All lines below are to be output exactly as they stand.

== Segment start ==

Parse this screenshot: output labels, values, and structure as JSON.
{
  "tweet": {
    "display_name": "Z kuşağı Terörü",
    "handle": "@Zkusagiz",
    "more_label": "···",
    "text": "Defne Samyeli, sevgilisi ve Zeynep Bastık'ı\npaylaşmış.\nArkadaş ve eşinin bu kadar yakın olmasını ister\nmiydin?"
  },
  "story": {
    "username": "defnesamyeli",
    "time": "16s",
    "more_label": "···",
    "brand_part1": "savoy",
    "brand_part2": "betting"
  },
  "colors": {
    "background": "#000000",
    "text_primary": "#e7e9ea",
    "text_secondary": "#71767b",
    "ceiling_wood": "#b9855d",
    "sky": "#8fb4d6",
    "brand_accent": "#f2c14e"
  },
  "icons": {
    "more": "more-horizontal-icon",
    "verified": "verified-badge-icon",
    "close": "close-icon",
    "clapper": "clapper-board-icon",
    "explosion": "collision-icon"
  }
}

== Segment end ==

## [Result of this exercise]
Parse this screenshot: output labels, values, and structure as JSON.
{
  "tweet": {
    "display_name": "Z kuşağı Terörü",
    "handle": "@Zkusagiz",
    "more_label": "···",
    "text": "Defne Samyeli, sevgilisi ve Zeynep Bastık'ı\npaylaşmış.\nArkadaş ve eşinin bu kadar yakın olmasını ister\nmiydin?"
  },
  "story": {
    "username": "defnesamyeli",
    "time": "16s",
    "more_label": "···",
    "brand_part1": "savoy",
    "brand_part2": "betting"
  },
  "colors": {
    "background": "#000000",
    "text_primary": "#e7e9ea",
    "text_secondary": "#71767b",
    "ceiling_wood": "#b9855d",
    "sky": "#8fb4d6",
    "brand_accent": "#f2c14e"
  },
  "icons": {
    "more": "more-horizontal-icon",
    "verified": "verified-badge-icon",
    "close": "close-icon",
    "clapper": "clapper-board-icon",
    "explosion": "collision-icon"
  }
}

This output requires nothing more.